• _Problem to work on_: Line count for "Lead": give the number of lines in the records below that hold it, and nothing else.

• _Listed records_:
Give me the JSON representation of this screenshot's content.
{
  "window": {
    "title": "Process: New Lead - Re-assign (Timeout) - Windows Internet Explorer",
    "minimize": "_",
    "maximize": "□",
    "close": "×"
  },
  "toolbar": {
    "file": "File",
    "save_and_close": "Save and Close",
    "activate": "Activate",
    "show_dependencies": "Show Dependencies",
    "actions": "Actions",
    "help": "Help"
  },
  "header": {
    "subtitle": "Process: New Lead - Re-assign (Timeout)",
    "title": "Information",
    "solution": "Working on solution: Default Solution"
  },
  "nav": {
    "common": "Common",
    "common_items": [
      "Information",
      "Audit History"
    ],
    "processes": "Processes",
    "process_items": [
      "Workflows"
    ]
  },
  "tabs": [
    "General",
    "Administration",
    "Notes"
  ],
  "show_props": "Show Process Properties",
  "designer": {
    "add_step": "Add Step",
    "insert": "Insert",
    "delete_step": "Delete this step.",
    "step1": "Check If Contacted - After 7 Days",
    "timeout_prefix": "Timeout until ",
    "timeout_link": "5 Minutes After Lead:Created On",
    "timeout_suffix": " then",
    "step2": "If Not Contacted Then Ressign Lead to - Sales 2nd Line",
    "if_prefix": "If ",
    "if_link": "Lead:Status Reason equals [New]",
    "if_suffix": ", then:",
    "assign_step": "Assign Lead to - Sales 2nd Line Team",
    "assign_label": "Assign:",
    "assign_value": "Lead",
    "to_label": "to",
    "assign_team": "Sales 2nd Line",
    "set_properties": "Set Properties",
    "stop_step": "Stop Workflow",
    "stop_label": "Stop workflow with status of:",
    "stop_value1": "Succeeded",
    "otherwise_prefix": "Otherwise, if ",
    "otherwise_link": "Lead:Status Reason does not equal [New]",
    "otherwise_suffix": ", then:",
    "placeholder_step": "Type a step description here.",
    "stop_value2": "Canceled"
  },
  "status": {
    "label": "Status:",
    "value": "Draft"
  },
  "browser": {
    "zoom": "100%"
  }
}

• _Your solution_: 8